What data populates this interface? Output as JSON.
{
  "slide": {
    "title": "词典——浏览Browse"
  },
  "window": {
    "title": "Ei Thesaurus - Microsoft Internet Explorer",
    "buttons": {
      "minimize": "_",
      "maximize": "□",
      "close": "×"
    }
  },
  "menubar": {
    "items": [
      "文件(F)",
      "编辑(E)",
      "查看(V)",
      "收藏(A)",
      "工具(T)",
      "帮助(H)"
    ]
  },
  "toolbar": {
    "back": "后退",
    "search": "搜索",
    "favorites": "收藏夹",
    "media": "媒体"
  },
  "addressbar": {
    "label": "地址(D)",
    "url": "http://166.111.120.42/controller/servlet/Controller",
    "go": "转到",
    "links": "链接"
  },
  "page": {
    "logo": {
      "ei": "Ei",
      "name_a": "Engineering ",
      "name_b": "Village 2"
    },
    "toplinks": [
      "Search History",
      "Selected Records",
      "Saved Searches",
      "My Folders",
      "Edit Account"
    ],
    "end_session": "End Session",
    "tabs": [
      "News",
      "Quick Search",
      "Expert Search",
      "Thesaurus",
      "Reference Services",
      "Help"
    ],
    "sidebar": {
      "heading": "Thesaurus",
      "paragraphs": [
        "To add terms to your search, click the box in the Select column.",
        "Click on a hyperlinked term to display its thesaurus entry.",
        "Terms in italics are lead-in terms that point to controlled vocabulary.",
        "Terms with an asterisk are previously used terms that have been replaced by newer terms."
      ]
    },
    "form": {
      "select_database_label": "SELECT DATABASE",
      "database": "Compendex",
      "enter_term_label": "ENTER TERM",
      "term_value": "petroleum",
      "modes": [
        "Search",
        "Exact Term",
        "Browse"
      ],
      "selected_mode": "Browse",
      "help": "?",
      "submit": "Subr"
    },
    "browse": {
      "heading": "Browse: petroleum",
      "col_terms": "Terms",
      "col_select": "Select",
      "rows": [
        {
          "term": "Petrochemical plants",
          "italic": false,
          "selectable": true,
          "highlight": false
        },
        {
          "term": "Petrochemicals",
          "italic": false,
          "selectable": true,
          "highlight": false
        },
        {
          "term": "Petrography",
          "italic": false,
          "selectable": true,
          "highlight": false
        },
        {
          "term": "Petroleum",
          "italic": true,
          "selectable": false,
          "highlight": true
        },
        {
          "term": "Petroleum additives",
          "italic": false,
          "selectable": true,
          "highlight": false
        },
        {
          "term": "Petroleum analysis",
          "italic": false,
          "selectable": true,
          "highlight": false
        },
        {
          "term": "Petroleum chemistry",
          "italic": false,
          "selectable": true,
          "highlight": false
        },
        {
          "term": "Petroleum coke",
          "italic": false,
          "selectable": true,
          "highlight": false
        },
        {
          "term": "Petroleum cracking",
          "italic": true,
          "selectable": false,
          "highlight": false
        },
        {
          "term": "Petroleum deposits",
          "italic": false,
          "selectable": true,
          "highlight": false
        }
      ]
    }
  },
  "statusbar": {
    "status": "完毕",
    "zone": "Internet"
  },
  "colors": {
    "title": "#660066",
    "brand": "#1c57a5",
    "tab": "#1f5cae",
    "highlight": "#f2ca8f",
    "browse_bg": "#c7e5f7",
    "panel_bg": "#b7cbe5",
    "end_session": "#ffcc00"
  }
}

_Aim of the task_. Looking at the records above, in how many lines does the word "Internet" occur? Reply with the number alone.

_Your response_. 2